I often hear of inexperienced Software Product Managers (PMs) failing because they do not have the values, skills, and experience to execute properly.
Below is a clear outline of the PM role and the values, skills, and experience that are required to be successful:
The Role of a Software Product Manager -
PMs empower a product team of designers and engineers to solve customer and business problems. The products that are built need to be valuable, viable, usable, and feasible.
PMs are responsible for ensuring that the solution is valuable (customers choose to buy or use it) and viable (solution works within the many constraints of the business).
Product designers ensure that the solution is usable (users can figure out how to use it).
Product engineers ensure that the solution is feasible (product can be built given the skills of the team and the technology stack chosen).
Given the above responsibilities, PMs need to ensure that they have the right team in place by having a clear understanding of the culture that needs to be established and the skills and experience that are needed in order to solve problems.
PMs contribute to the team’s success by being experienced in the domain as well as marketing, sales, service, finance, legal, and privacy to mitigate risks.
PMs remove roadblocks for the team and track industry trends as well as the competitive landscape to ensure that the product features are properly prioritized.
Products succeed due to innovative problem-solving, proper feature decisions, and effective marketing so PMs must create an environment of transparency and collaboration so that the team can solve hard problems easily and conduct continuous discovery and continuous delivery effectively and efficiently.

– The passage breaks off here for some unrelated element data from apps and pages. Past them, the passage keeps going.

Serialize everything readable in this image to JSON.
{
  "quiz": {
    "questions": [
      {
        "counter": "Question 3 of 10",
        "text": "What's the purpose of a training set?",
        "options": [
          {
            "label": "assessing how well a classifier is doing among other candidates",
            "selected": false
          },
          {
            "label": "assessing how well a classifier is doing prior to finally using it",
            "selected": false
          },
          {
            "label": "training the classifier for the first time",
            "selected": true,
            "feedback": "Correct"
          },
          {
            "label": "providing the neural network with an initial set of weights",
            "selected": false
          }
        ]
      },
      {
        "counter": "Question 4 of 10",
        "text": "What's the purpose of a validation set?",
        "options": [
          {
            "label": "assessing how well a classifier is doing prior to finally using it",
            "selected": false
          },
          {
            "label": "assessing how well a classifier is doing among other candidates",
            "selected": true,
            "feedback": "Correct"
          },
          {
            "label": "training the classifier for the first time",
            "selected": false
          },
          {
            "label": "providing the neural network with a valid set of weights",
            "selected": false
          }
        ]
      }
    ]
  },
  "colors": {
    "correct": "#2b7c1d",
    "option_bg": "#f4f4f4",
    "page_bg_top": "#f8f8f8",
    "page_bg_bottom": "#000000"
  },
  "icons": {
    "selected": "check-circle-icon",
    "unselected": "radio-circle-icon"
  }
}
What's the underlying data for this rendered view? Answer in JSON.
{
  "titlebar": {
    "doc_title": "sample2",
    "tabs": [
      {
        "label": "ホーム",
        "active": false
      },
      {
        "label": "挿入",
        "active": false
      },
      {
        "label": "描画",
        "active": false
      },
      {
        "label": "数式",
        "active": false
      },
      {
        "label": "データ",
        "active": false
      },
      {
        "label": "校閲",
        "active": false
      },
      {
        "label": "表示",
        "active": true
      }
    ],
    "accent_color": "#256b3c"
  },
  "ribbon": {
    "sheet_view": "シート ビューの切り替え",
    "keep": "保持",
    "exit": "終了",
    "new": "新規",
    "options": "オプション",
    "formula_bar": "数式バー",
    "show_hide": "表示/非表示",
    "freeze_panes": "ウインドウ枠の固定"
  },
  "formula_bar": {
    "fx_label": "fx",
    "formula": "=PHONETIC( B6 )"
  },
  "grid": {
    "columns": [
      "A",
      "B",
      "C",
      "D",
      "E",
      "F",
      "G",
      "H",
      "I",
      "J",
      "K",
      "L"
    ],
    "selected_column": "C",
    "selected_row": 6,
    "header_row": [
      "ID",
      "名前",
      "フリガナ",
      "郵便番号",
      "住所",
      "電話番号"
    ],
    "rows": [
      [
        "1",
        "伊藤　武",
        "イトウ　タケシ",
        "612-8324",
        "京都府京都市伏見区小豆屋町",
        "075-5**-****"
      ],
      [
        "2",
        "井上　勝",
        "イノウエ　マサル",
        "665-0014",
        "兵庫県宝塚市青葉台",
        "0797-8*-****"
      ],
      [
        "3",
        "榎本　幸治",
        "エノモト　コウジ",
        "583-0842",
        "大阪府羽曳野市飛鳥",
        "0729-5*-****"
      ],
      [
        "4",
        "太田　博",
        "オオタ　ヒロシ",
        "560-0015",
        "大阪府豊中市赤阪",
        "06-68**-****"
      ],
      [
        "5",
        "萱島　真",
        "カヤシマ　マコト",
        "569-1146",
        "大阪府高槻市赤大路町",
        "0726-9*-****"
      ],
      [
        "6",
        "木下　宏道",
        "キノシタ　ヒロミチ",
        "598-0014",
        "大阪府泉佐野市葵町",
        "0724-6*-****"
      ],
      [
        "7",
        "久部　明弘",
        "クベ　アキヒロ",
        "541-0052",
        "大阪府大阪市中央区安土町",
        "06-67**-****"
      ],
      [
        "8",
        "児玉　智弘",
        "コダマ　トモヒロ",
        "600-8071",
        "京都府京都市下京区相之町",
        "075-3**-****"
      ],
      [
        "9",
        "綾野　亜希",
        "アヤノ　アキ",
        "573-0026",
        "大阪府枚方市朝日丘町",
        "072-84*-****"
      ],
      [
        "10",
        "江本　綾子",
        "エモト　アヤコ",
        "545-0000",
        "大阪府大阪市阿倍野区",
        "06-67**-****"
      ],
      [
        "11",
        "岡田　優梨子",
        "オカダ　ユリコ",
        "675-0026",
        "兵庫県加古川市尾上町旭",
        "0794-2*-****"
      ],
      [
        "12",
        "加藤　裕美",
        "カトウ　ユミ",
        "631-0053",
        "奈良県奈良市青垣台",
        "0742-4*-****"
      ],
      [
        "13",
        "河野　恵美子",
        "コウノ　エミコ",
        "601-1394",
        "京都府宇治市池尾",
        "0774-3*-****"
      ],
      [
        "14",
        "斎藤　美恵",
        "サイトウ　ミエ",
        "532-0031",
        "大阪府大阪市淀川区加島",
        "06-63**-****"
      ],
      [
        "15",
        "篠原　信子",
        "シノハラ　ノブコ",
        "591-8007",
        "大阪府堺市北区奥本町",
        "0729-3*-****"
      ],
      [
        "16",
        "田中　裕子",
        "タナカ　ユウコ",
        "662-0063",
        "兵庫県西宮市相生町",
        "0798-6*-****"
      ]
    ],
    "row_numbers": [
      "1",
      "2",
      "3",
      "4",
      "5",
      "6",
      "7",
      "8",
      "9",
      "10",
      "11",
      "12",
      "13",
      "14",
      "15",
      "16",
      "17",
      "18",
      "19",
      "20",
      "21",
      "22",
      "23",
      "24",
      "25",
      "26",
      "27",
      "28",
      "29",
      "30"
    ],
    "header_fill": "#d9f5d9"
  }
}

Values, Skills, and Experience of a Software Product Manager -
Product Managers need to be servant-leaders and extremely effective in developing relationships and problem-solving. Servant-leaders are empathetic, creative, and persuasive problem solvers.
PMs have solid skills and experience in business, marketing, design, and technology. They need to have enough experience with UX design to hire the right designers and do the necessary wireframing or clickable mock-ups to earn their respect. Likewise, they need to have experience in technology stacks and system design to hire the right developers and ask the right questions while processing the information to earn the respect of the engineers.
PMs need to have 2+ years’ experience leading software teams in the complete product lifecycle: vision, strategy, and development to be effective as there is no substitute for experience.
Specifically, PMs need to have experience in the following aspects of the product life cycle:
a) Concept (Lean Startup): persona development, opportunity sizing, problem validation, design sprints, pitching
b) Design (Design Thinking): requirement elicitation towards MVP, risk management, hypotheses testing, UX, system design, product roadmap, OKRs & KPIs, communications, go-to-market strategy
c) Launch & Growth (Agile + Lean + Kanban): go/no-go decision, sprint 0, release & sprint planning, marketing, web & data analysis, delighting customers
d) Maturity (Agile + Value Stream Mapping + Lean + Kanban): operational excellence, stakeholder management, web & data analysis, hiring and coaching A+ professionals, fostering a collaborative servant-leader culture, and structuring systems for continuous discovery and continuous delivery
The above is a quick summary to assist hiring managers.
Please let me know if you have any questions at: email@example.com